Shorting a currency is to borrow a currency from a broker and sell it at its current market price. Then, one buys that same currency back once its price falls, returning the borrowed currency to the lender and netting the profit for one’s self. Instead of simply buying an investment low and selling for profitability when it’s high, this flips it.
This style of investing uses falling prices for profitability, targeting currencies that are potentially overvalued or at risk. Want to learn more about how this works? The following tutorial teaches you how to short a currency:
1. Making A Profit When Prices Fall
It’s short-selling 101. To do so successfully, one must have reason to anticipate lower currency values in the future. As a sort of reverse way of doing things, the result is a profit equal to the difference of the selling price and buying price.
2. Why Shorting A Currency Is A Risk
As you learn how to short a currency, you should keep in mind that it is also risky. Short-selling a currency is not something a lot of beginner-level traders consider. As the profit’s from a falling price which can only go as low as zero, there’s limited profitability.
The risk is also significant as there’s no limit to how high a price can skyrocket. Thereby, most traders avoid currency shorting like this. Done right though, shorting a currency can produce excellent results.
3. What A Currency Pair Means
A currency pair is a quote of two unique currencies, comparing one to the other. The first currency’s a ‘base currency’ while the second is the ‘quote currency’. It is used to quote a counter-currency value.
4. What A Rising Exchange Rate Means
When you see a currency’s exchange rate on the rise, it’s a sign that one of five things are happening. The base currency could be appreciating, the counter-currency could be depreciating, the base currency is appreciating while the counter-currency is depreciating, both currencies are appreciating, or both currencies are depreciating.
5. What Causes An Exchange Rate to Spike

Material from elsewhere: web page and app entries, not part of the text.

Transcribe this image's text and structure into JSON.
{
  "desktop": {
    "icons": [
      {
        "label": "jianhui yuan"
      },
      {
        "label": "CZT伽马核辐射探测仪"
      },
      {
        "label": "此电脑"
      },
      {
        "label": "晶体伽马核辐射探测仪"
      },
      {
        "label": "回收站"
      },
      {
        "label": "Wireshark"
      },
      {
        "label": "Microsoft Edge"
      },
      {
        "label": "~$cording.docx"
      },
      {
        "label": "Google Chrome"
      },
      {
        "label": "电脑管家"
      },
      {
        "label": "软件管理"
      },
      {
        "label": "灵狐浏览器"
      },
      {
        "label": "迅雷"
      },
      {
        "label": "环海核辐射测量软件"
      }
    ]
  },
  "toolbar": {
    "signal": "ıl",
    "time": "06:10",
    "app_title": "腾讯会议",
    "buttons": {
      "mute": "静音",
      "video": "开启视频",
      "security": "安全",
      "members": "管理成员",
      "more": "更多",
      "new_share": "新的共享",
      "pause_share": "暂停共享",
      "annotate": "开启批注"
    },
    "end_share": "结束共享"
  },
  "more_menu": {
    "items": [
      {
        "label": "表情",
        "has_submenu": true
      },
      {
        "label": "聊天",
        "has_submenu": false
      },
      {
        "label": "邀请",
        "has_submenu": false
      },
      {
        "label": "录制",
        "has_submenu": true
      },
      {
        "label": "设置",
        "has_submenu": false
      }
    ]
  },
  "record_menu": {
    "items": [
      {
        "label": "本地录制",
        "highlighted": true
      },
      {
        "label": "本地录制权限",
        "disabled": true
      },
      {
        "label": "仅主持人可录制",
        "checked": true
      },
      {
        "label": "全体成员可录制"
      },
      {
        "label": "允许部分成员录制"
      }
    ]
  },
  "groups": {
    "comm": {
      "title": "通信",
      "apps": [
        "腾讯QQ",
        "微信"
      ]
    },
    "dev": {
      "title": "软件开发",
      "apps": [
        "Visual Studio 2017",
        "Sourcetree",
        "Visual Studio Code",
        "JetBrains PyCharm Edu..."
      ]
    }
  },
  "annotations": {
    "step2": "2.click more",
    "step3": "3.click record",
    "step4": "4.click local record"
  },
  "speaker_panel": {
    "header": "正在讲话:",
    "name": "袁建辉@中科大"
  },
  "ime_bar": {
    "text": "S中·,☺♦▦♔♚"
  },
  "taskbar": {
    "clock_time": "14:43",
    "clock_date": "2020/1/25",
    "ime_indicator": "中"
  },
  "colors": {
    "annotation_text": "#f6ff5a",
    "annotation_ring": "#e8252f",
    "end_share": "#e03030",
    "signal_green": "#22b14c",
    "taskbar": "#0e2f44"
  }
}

To see an exchange rate suddenly rise, there has to be some relatively dramatic economic changes somewhere in the market. To see an exchange rate move the opposite way, similarly significant changes would have to happen. This makes them somewhat stable areas to invest funds, although not necessarily for profitability’s sake unless you’re shorting a currency.
6. Interest Payments
When you short a currency like this, you have to pay interest on a shorted currency while subsequently earning interest on the other currency. This presents another risk. If the interest rate on the shorted currency is higher than that of the other currency, the interest cost equals the difference in interest rate.
It can also evidently work the other way. This requires a keen eye for detail any time you’re shorting a currency.
7. What Currencies to Short
To find currencies to short, look at the market and subsequent chart patterns. If you notice a currency with a head-and-shoulder pattern, double tops, triple tops, rising wedges, or triangle breakouts, it may be something worth looking at.
If this isn’t your style, other traders use fundamental analysis to identify currency shorting opportunities.
8. Why You Need to Know More than Stocks
Currencies, like non-currency stocks, could be influenced by any number of events. Ideally, you want a currency with an above-average chance of a rate cut. Look for currencies in regions struggling with weak economic growth, rising unemployment, or weak inflation.
Particularly in emerging market countries, you may find political and economic turmoil will cause a domestic currency to depreciate. This is another common place to look for an opportunity with your currency exchange investments.
9. When to Short A Currency Stock
Trade and short-sell during periods of high liquidity. ‘Liquidity’ refers to the stakeholders ready to buy or sell a financial instrument at any given time. Therefore, high liquidity means a lot of participants. Low liquidity means not a lot of buyers and sellers. Why this is important is that it provides the chance to set up a position quickly and avoid major losses.
10. When You Don’t Want to Short A Currency
As you may have already predicted, do not short a currency during low liquidity. You can’t guarantee you can open and close a position within a given time frame, increasing your risk. Additionally, try to avoid purchasing immediately before major economic announcements, political events, or economic events where there’s a sense of unpredictability.
11. How to Close and Complete Your Trade
After you’ve sold your currency, the process of buying it back to complete shorting a currency is done either to collect your profit or cut losses if you begin to see the trade going the opposite direction. Do keep in mind that this is a ‘borrowed’ currency. If the currency rises, you still have to buy it back because you have to return the loan.
It’s very possible to pay more than what a currency sold for and incur a loss here. This is the risk. Be cautious about the currency you select.